[Records from a collection]
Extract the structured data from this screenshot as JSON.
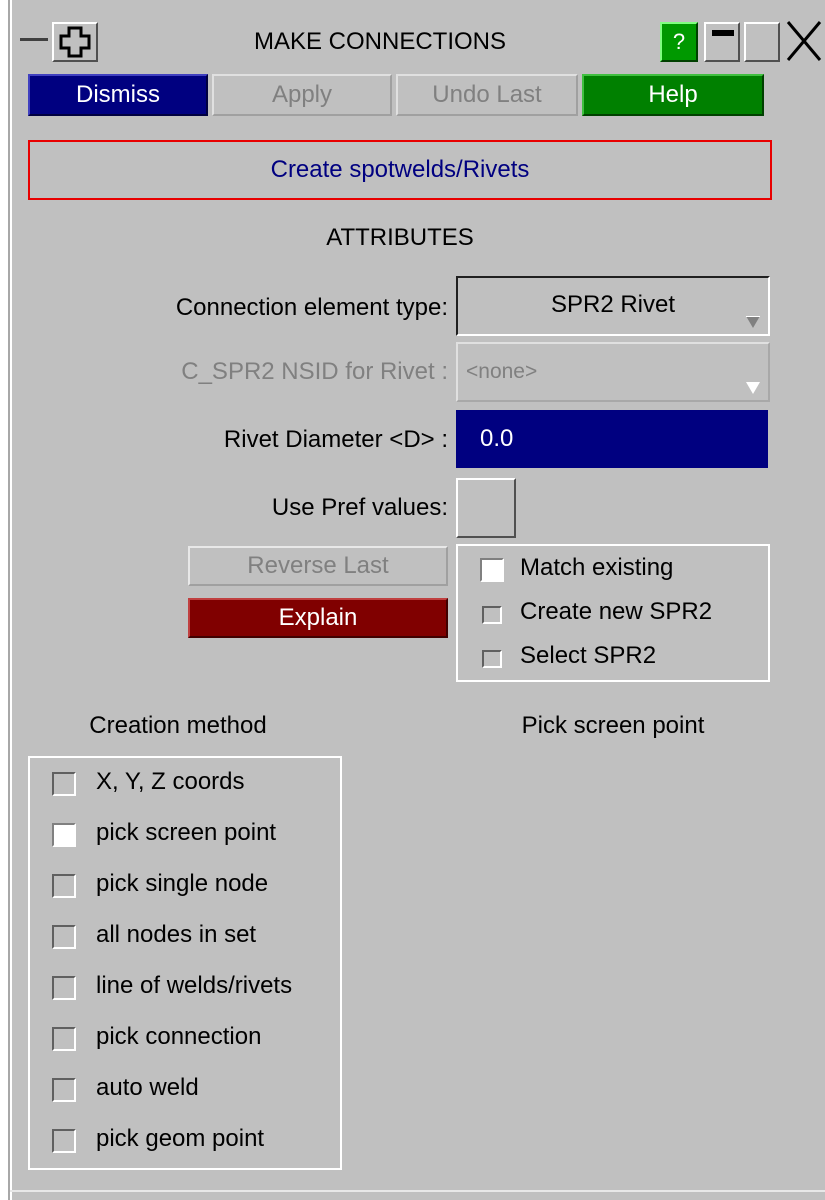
{
  "window": {
    "title": "MAKE CONNECTIONS",
    "help_glyph": "?",
    "icons": [
      "minus-icon",
      "move-cross-icon",
      "question-icon",
      "minimize-icon",
      "maximize-icon",
      "close-icon"
    ]
  },
  "toolbar": {
    "dismiss": "Dismiss",
    "apply": "Apply",
    "undo_last": "Undo Last",
    "help": "Help"
  },
  "mode": {
    "label": "Create spotwelds/Rivets"
  },
  "attributes": {
    "heading": "ATTRIBUTES",
    "connection_type_label": "Connection element type:",
    "connection_type_value": "SPR2 Rivet",
    "nsid_label": "C_SPR2 NSID for Rivet :",
    "nsid_value": "<none>",
    "diameter_label": "Rivet Diameter <D> :",
    "diameter_value": "0.0",
    "pref_label": "Use Pref values:"
  },
  "actions": {
    "reverse_last": "Reverse Last",
    "explain": "Explain"
  },
  "spr2_options": [
    {
      "label": "Match existing",
      "checked": true
    },
    {
      "label": "Create new SPR2",
      "checked": false
    },
    {
      "label": "Select SPR2",
      "checked": false
    }
  ],
  "sections": {
    "creation_method": "Creation method",
    "pick_screen_point": "Pick screen point"
  },
  "creation_methods": [
    {
      "label": "X, Y, Z coords",
      "checked": false
    },
    {
      "label": "pick screen point",
      "checked": true
    },
    {
      "label": "pick single node",
      "checked": false
    },
    {
      "label": "all nodes in set",
      "checked": false
    },
    {
      "label": "line of welds/rivets",
      "checked": false
    },
    {
      "label": "pick connection",
      "checked": false
    },
    {
      "label": "auto weld",
      "checked": false
    },
    {
      "label": "pick geom point",
      "checked": false
    }
  ],
  "colors": {
    "panel": "#c0c0c0",
    "dismiss": "#000080",
    "help": "#008000",
    "explain": "#800000",
    "mode_border": "#e80000",
    "mode_text": "#000080"
  }
}
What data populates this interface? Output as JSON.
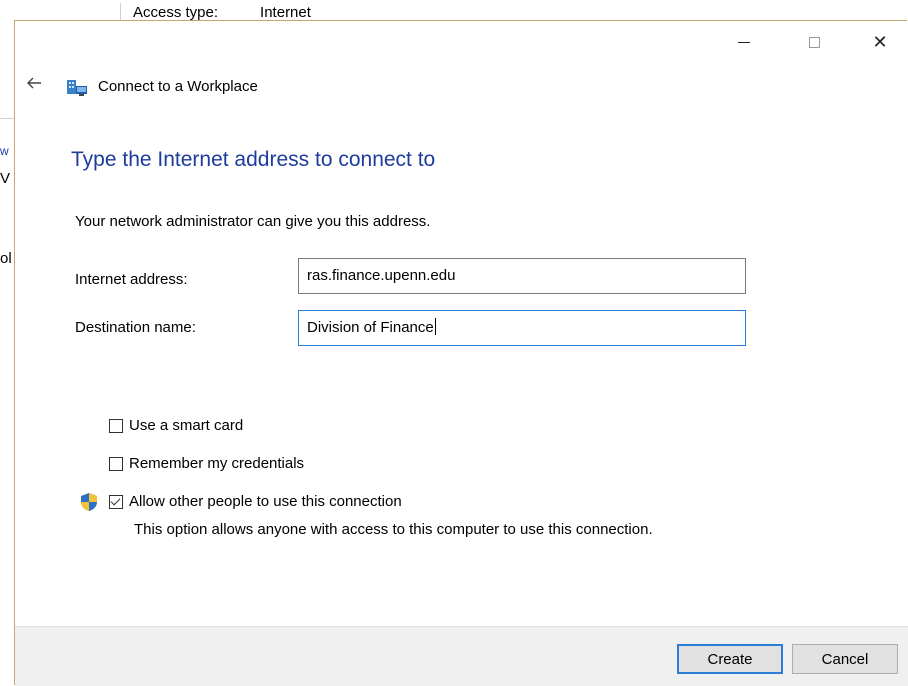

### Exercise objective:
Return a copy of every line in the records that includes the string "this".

### Task output:
Extract the structured data from this screenshot as JSON.
What data populates this interface? Output as JSON.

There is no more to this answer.